All Grown Up


ORLANDO, Fla. – Spencer Levin is all grown up.

The one-time bad boy of amateur golf has softened now that he’s 26 years old. His temperament has settled, his attitude has improved immensely and he now listens intently to everything his swing coach/father tells him. He’s even switched to a belly putter that, more than anything else, has helped him convert more key putts from outside 12 feet.

It’s an oxymoron of sorts but Levin is best described as a new-school throwback. Whatever the moniker, he is one shot back of the lead halfway through the Arnold Palmer Invitational, shooting 66-70 for an 8-under-par 136 total.

“I scored a lot better than I played today,” Levin said of his 70 that ended with a birdie from 22 feet on the 18th hole. “I didn’t drive it very good. But all in all, I’m happy with that for sure.”

Levin grew up in California and burst onto the amateur scene some eight years ago when he opted for the glitz and glamor of college life at UCLA. That stint didn’t work well because, as a student-athlete, Levin was more interested in being an athlete than he was a student. So he and Bruins’ coach O.d. Vincent decided it was best to part ways and Levin transferred to the University of New Mexico.

Spencer Levin
Levin ranks third on Tour this year with a 69.45 scoring average. (Getty Images)

The first major national exposure for Levin came in, well, his first major. Playing in the 2004 U.S. Open at Shinnecock Hills Levin tied for 13th and was low amateur of the championship. He converted a ticklish 4-footer for par on the last hole that sealed a top-15 finish, which earned him a spot in the 2005 U.S. Open at Pinehurst No. 2. The highlight of the week came late Thursday following a weather delay when he aced the par-3 17th hole. That hole-in-one was aired repeatedly over the next few days and put Levin on the golf map.

That same summer Levin won the California State Amateur at Pebble Beach (he was runner-up there in 2003), the Porter Cup and the Scratch Players Championship – all three amateur events of major prestige.

With all the amateur success, those in the know always believed that Levin’s attitude was what kept him from being more successful.

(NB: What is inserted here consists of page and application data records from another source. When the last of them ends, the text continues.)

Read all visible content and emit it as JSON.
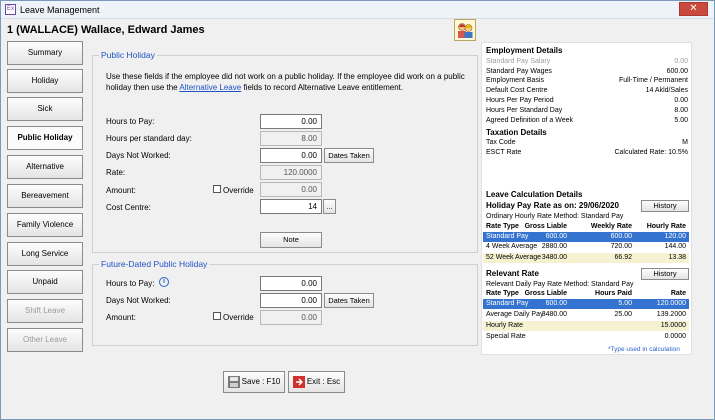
{
  "window": {
    "title": "Leave Management",
    "close_glyph": "✕"
  },
  "header": {
    "employee": "1 (WALLACE) Wallace, Edward James"
  },
  "nav": [
    {
      "label": "Summary"
    },
    {
      "label": "Holiday"
    },
    {
      "label": "Sick"
    },
    {
      "label": "Public Holiday"
    },
    {
      "label": "Alternative"
    },
    {
      "label": "Bereavement"
    },
    {
      "label": "Family Violence"
    },
    {
      "label": "Long Service"
    },
    {
      "label": "Unpaid"
    },
    {
      "label": "Shift Leave"
    },
    {
      "label": "Other Leave"
    }
  ],
  "public_holiday": {
    "legend": "Public Holiday",
    "info_part1": "Use these fields if the employee did not work on a public holiday. If the employee did work on a public holiday then use the ",
    "info_link": "Alternative Leave",
    "info_part2": " fields to record Alternative Leave entitlement.",
    "hours_to_pay_label": "Hours to Pay:",
    "hours_to_pay": "0.00",
    "hours_per_day_label": "Hours per standard day:",
    "hours_per_day": "8.00",
    "days_not_worked_label": "Days Not Worked:",
    "days_not_worked": "0.00",
    "dates_taken": "Dates Taken",
    "rate_label": "Rate:",
    "rate": "120.0000",
    "amount_label": "Amount:",
    "override_label": "Override",
    "amount": "0.00",
    "cost_centre_label": "Cost Centre:",
    "cost_centre": "14",
    "ellipsis": "...",
    "note_btn": "Note"
  },
  "future": {
    "legend": "Future-Dated Public Holiday",
    "hours_to_pay_label": "Hours to Pay:",
    "info_glyph": "i",
    "hours_to_pay": "0.00",
    "days_not_worked_label": "Days Not Worked:",
    "days_not_worked": "0.00",
    "dates_taken": "Dates Taken",
    "amount_label": "Amount:",
    "override_label": "Override",
    "amount": "0.00"
  },
  "footer": {
    "save": "Save : F10",
    "exit": "Exit : Esc"
  },
  "employment": {
    "heading": "Employment Details",
    "rows": [
      {
        "k": "Standard Pay Salary",
        "v": "0.00"
      },
      {
        "k": "Standard Pay Wages",
        "v": "600.00"
      },
      {
        "k": "Employment Basis",
        "v": "Full-Time / Permanent"
      },
      {
        "k": "Default Cost Centre",
        "v": "14 Akld/Sales"
      },
      {
        "k": "Hours Per Pay Period",
        "v": "0.00"
      },
      {
        "k": "Hours Per Standard Day",
        "v": "8.00"
      },
      {
        "k": "Agreed Definition of a Week",
        "v": "5.00"
      }
    ]
  },
  "taxation": {
    "heading": "Taxation Details",
    "rows": [
      {
        "k": "Tax Code",
        "v": "M"
      },
      {
        "k": "ESCT Rate",
        "v": "Calculated Rate: 10.5%"
      }
    ]
  },
  "leave_calc": {
    "heading": "Leave Calculation Details",
    "holiday_pay_heading": "Holiday Pay Rate as on: 29/06/2020",
    "history": "History",
    "ordinary_method": "Ordinary Hourly Rate Method:   Standard Pay",
    "headers": [
      "Rate Type",
      "Gross Liable",
      "Weekly Rate",
      "Hourly Rate"
    ],
    "rows": [
      [
        "Standard Pay",
        "600.00",
        "600.00",
        "120.00"
      ],
      [
        "4 Week Average",
        "2880.00",
        "720.00",
        "144.00"
      ],
      [
        "52 Week Average",
        "3480.00",
        "66.92",
        "13.38"
      ]
    ],
    "relevant_heading": "Relevant Rate",
    "relevant_method": "Relevant Daily Pay Rate Method:   Standard Pay",
    "rel_headers": [
      "Rate Type",
      "Gross Liable",
      "Hours Paid",
      "Rate"
    ],
    "rel_rows": [
      [
        "Standard Pay",
        "600.00",
        "5.00",
        "120.0000"
      ],
      [
        "Average Daily Pay",
        "3480.00",
        "25.00",
        "139.2000"
      ]
    ],
    "extra_rows": [
      {
        "k": "Hourly Rate",
        "v": "15.0000"
      },
      {
        "k": "Special Rate",
        "v": "0.0000"
      }
    ],
    "note": "*Type used in calculation"
  }
}
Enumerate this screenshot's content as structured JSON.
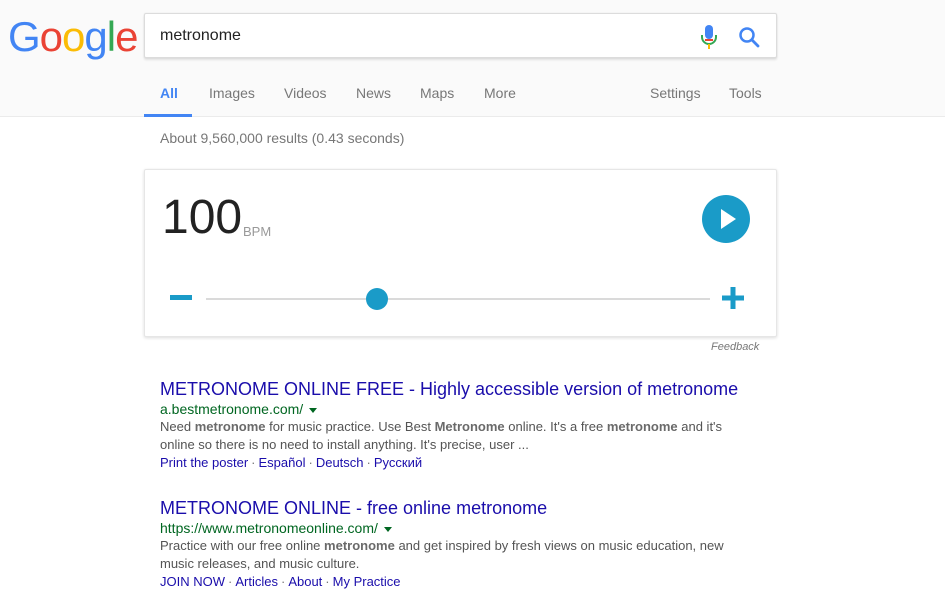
{
  "logo": {
    "letters": [
      {
        "ch": "G",
        "color": "#4285f4"
      },
      {
        "ch": "o",
        "color": "#ea4335"
      },
      {
        "ch": "o",
        "color": "#fbbc05"
      },
      {
        "ch": "g",
        "color": "#4285f4"
      },
      {
        "ch": "l",
        "color": "#34a853"
      },
      {
        "ch": "e",
        "color": "#ea4335"
      }
    ]
  },
  "search": {
    "query": "metronome",
    "mic_icon": "microphone-icon",
    "search_icon": "magnifier-icon"
  },
  "tabs": {
    "all": "All",
    "images": "Images",
    "videos": "Videos",
    "news": "News",
    "maps": "Maps",
    "more": "More",
    "settings": "Settings",
    "tools": "Tools",
    "active": "All"
  },
  "stats": "About 9,560,000 results (0.43 seconds)",
  "metronome": {
    "bpm": "100",
    "unit": "BPM",
    "tempo_fraction": 0.34,
    "play_icon": "play-icon",
    "minus_icon": "minus-icon",
    "plus_icon": "plus-icon",
    "accent_color": "#1a9bc8"
  },
  "feedback": "Feedback",
  "results": [
    {
      "title": "METRONOME ONLINE FREE - Highly accessible version of metronome",
      "url": "a.bestmetronome.com/",
      "snippet_parts": [
        {
          "t": "Need ",
          "b": false
        },
        {
          "t": "metronome",
          "b": true
        },
        {
          "t": " for music practice. Use Best ",
          "b": false
        },
        {
          "t": "Metronome",
          "b": true
        },
        {
          "t": " online. It's a free ",
          "b": false
        },
        {
          "t": "metronome",
          "b": true
        },
        {
          "t": " and it's online so there is no need to install anything. It's precise, user ...",
          "b": false
        }
      ],
      "sitelinks": [
        "Print the poster",
        "Español",
        "Deutsch",
        "Русский"
      ]
    },
    {
      "title": "METRONOME ONLINE - free online metronome",
      "url": "https://www.metronomeonline.com/",
      "snippet_parts": [
        {
          "t": "Practice with our free online ",
          "b": false
        },
        {
          "t": "metronome",
          "b": true
        },
        {
          "t": " and get inspired by fresh views on music education, new music releases, and music culture.",
          "b": false
        }
      ],
      "sitelinks": [
        "JOIN NOW",
        "Articles",
        "About",
        "My Practice"
      ]
    }
  ]
}
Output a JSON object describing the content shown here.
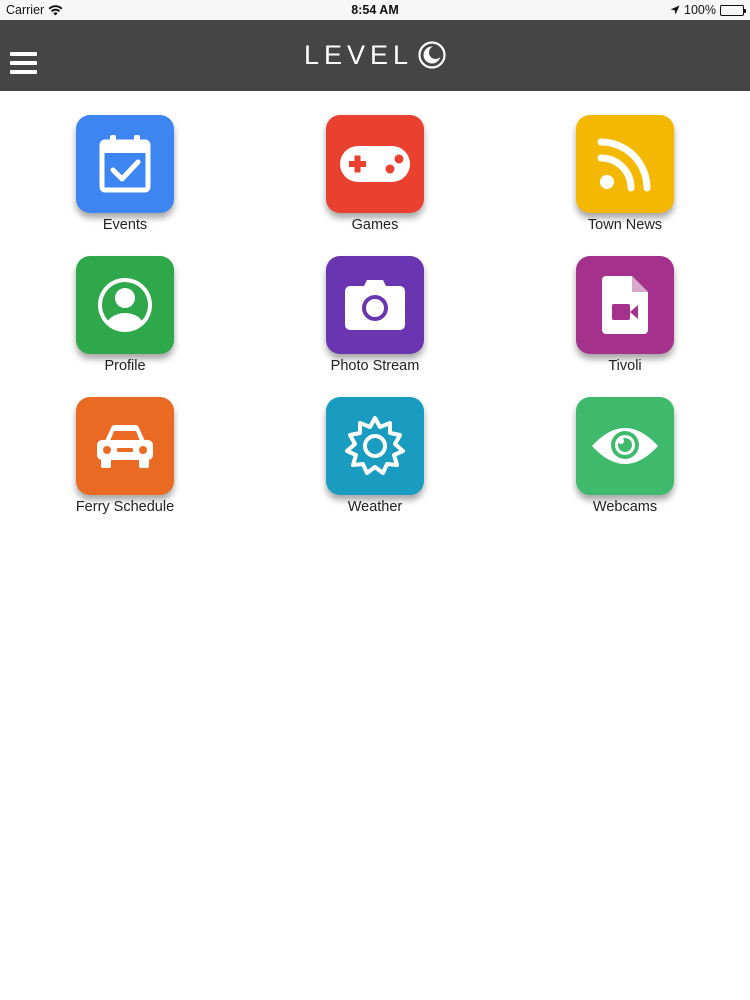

He would often rub people the wrong way with the way he chain-smoked cigarettes and blew ashes and butts all over a golf course. His language was rarely rated PG and his swagger and popped shirt collar always gave off the impression that he was arrogant.

All has not changed. He still smokes and, at 5-9, 155 pounds, has that unmistakable swagger. But he’s mellowed a bit now that he’s in his third full year on the PGA Tour.

“I still get frustrated, but I’m able to keep it together better,” Levin said Friday. “I’m getting older and more mature. That must be it.”

Levin has grown up and so has his game. He has recorded four top-15 finishes in his last five starts and has only missed one cut this year. His biggest chance at his first PGA Tour victory came a month ago when he lost a playoff to Johnson Wagner at the Mayakoba Golf Classic. Still, he did shoot a final-round 65 to get into that playoff.

“Right after that I was disappointed,” Levin said. “But I earned enough money to secure my card for next year and overall it gave me a lot of confidence.”

Five years ago, a disappointment like that could’ve evoked different emotions. Now, he used that to play without pressure and continue to perform at a high level. The following week at the Honda Classic Levin opened with at 67 in howling wind and ended the week in a tie for 14th place.

This week has been more of the same. The opening-round 66 here at the Arnold Palmer Invitational was considered by several of his fellow pros one of the best three rounds of this year. The 30 mph winds produced more scores in the 80s than it did scores in the 60s.

The second-round 70 also was impressive, but for different reasons. Levin opened with two birdies in his first six holes and held a 7-shot lead on the rest of the field through eight holes. But he started to leak oil some on the closing stretch when others – Steve Marino, Charles Howell, Tiger Woods – started to heat up. Levin stopped the bleeding on 18 when he drained the 22-footer for birdie.

“His putting is just unbelievable,” said Marino, Levin’s good friend who is only three shoots off the lead. “He made almost everything he looked at and just played awesome.

“Today, on the front nine, he made a bunch of long putts for birdies and save some putts. He missed a couple on the back but overall very impressive. I’ve never really seen anyone putt like that for two days.”

It’s the next two days that will test Levin’s moxie. It’s not a dud leaderboard here at Arnie’s Place. Marino and Rickie Fowler are hungry for their first Tour victory, Woods is looking to continue his domination of Bay Hill while finding form before The Masters and Howell posted a second-round 65 to get into the mix.

“If you’re making a bunch of birdies out here, there is somebody else who is going to make a bunch of birdies,” Levin said. “If you think you’re playing great, somebody else is going to be playing great. That just shows you the competition is so packed that one shot is always huge at the end of the week.”

It took Levin awhile to get into this position. It’s one that he’s capable of handling now that he’s all grown up.

Follow Jay Coffin on Twitter @JayCoffin